If you’re asking you’re already beginning to be concerned. In general, peak fertility for women is in the 18-30 age range, and fertility decreases in your 30’s and 40’s. All women are different – there is no age where everyone can get pregnant or no-one can get pregnant; having said that pregnancy is much less common at 45 years and older. On average, your fertility goes down every year from age 40 to 45.
I would start to be more seriously concerned as you get closer to the 38-40 age range, but if you have a fertility issue at 38 it would be better to find out sooner rather than later. There is a lot of individual variation in ovarian reserve or egg supply (the number and quality of eggs that a woman has left) at any age, so there are 35 year olds with good egg supply and 35 year olds with diminished ovarian reserve.
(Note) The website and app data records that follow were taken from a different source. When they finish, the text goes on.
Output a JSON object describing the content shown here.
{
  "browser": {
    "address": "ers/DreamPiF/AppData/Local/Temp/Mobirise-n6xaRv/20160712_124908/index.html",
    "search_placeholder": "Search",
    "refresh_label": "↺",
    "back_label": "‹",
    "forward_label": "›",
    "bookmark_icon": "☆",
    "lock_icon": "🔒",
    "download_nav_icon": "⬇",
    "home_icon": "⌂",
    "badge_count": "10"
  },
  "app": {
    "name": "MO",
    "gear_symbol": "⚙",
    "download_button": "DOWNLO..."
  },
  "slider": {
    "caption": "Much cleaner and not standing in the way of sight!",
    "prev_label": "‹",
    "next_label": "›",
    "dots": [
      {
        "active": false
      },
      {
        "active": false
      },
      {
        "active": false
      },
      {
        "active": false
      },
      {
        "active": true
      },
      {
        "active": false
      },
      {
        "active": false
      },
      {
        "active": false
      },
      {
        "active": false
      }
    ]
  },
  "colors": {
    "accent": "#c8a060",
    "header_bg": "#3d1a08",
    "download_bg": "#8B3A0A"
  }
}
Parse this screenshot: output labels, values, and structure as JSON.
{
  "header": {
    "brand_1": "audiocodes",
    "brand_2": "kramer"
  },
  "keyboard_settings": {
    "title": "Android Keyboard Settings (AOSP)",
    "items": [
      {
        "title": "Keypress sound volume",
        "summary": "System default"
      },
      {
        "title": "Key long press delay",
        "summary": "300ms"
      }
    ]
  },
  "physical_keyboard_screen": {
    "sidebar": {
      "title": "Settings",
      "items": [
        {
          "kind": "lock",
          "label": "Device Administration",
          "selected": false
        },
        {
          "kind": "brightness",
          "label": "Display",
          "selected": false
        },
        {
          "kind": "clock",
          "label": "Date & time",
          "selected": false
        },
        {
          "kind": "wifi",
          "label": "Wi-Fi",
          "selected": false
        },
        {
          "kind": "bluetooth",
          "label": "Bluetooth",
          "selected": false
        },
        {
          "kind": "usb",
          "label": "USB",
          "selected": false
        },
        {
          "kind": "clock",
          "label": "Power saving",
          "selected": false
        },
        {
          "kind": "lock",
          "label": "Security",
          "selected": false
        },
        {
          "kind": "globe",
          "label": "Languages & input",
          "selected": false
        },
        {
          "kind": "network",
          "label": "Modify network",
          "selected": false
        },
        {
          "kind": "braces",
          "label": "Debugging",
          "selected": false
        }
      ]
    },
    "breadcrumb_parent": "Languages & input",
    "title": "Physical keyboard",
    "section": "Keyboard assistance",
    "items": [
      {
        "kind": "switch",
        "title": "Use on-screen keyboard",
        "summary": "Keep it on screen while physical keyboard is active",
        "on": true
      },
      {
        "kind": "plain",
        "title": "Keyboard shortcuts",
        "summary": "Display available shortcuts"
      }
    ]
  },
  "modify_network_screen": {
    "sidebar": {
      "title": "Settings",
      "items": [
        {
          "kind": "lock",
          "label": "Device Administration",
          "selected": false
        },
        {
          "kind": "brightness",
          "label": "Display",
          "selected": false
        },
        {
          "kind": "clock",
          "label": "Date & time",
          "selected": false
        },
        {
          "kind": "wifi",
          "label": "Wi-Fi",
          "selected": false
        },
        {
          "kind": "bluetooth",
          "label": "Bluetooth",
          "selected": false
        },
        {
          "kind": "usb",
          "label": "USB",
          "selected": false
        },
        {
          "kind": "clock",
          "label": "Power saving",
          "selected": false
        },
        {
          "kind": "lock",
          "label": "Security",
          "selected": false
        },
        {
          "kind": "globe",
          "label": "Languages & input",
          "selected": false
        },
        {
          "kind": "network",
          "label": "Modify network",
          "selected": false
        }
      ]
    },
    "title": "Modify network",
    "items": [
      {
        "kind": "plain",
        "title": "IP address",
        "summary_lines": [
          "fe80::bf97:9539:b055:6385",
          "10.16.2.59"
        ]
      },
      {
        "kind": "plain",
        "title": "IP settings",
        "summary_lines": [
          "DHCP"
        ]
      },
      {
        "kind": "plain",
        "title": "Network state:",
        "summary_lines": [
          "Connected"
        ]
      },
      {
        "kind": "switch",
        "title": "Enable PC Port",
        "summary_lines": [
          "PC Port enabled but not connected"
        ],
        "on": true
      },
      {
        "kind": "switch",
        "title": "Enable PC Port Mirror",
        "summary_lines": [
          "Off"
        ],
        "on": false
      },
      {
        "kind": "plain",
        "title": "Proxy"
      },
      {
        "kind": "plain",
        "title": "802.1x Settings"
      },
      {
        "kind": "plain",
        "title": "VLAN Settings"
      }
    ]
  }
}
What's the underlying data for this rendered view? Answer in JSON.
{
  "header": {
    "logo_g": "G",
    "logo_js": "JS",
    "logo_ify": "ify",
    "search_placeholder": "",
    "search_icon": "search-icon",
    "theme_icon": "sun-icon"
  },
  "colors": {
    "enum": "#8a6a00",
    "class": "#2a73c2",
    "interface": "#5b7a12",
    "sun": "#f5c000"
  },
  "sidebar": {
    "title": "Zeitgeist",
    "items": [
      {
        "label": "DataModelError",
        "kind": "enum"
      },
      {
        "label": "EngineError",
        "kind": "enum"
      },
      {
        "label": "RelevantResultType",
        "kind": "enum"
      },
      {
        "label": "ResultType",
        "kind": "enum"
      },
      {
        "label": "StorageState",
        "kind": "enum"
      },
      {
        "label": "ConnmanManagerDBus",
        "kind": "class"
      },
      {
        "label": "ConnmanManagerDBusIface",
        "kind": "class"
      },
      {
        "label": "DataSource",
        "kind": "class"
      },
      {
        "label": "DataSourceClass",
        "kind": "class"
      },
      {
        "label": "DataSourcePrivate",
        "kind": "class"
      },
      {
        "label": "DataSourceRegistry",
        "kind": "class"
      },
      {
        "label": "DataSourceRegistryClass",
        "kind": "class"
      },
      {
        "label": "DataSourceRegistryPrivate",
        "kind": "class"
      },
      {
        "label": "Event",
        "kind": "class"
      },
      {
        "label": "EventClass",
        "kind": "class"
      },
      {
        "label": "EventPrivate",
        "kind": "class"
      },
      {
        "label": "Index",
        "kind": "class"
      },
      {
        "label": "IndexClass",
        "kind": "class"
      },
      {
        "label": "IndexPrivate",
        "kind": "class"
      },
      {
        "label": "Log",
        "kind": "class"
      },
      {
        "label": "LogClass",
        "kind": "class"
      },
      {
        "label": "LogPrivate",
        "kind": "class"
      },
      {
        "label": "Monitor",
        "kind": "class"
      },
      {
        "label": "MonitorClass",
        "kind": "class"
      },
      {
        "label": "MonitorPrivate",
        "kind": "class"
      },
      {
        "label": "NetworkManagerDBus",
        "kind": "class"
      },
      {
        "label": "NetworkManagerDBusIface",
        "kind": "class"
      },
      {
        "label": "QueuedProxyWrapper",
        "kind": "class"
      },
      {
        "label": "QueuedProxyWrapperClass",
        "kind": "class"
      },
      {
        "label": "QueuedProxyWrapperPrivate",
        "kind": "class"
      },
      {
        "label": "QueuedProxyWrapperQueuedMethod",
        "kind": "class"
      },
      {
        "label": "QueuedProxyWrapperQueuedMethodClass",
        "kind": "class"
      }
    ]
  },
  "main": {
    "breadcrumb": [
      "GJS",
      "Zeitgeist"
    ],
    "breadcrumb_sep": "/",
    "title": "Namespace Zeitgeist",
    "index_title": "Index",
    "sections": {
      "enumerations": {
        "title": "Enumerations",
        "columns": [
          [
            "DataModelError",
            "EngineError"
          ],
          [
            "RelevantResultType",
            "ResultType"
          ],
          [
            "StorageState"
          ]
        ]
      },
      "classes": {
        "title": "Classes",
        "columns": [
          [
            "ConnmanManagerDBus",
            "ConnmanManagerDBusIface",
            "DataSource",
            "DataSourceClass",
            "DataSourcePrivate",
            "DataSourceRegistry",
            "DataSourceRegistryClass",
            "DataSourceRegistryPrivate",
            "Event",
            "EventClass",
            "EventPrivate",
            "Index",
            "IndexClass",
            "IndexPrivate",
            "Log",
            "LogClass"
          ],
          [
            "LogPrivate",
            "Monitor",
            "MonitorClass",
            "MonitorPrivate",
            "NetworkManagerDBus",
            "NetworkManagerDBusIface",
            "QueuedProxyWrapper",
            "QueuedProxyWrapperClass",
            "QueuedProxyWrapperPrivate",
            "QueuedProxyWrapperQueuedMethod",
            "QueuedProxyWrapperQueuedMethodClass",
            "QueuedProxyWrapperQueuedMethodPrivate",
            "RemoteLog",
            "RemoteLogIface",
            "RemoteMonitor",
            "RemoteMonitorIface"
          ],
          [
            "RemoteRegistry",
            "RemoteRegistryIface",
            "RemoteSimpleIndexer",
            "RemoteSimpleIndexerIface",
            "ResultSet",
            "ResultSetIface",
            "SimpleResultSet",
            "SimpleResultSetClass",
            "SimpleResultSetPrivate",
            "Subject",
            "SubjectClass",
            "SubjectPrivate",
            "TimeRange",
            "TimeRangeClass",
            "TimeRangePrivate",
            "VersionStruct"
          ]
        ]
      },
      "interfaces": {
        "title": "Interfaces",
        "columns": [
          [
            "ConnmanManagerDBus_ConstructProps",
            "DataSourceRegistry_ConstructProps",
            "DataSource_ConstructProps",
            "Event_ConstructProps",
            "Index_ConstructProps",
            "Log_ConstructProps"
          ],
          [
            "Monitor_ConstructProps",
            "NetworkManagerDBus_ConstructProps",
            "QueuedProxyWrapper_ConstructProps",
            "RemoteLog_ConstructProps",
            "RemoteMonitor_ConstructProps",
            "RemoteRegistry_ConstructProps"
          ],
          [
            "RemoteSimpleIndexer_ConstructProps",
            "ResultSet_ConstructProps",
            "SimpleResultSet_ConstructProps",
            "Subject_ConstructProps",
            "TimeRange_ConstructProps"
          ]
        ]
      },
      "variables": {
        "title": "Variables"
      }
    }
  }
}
If you’re aware of your fertility but don’t want a baby yet it wouldn’t be unreasonable to do some basic tests to get an idea of how healthy your ovaries look at 35. These would be an ultrasound scan of your ovaries, looking at the size of each ovary and the number of egg-containing follicles on each side or Antral Follicle Count, and blood tests on Day 2 or 3 of your cycle for estradiol, Follicle Stimulating Hormone or FSH, and Antimullerian Hormone or AMH. Day 1 is the first day of your period. If you’re on hormonal birth control such as pills, NuvaRing, Mirena or Implanon we would skip the estradiol and FSH tests. A fertility clinic (Reproductive Endocrinology and Infertility or REI practice) can perform these tests and interpret the results.
If the results look good you can relax and wait a couple of years longer before trying. If there’s a problem with low ovarian reserve, options include freezing your eggs if you’re single or not in a long-term relationship, or freezing embryos for later use if you have a partner or wish to use donor sperm but aren’t ready to get pregnant now. You could also decide to pursue fertility treatment sooner based on the results.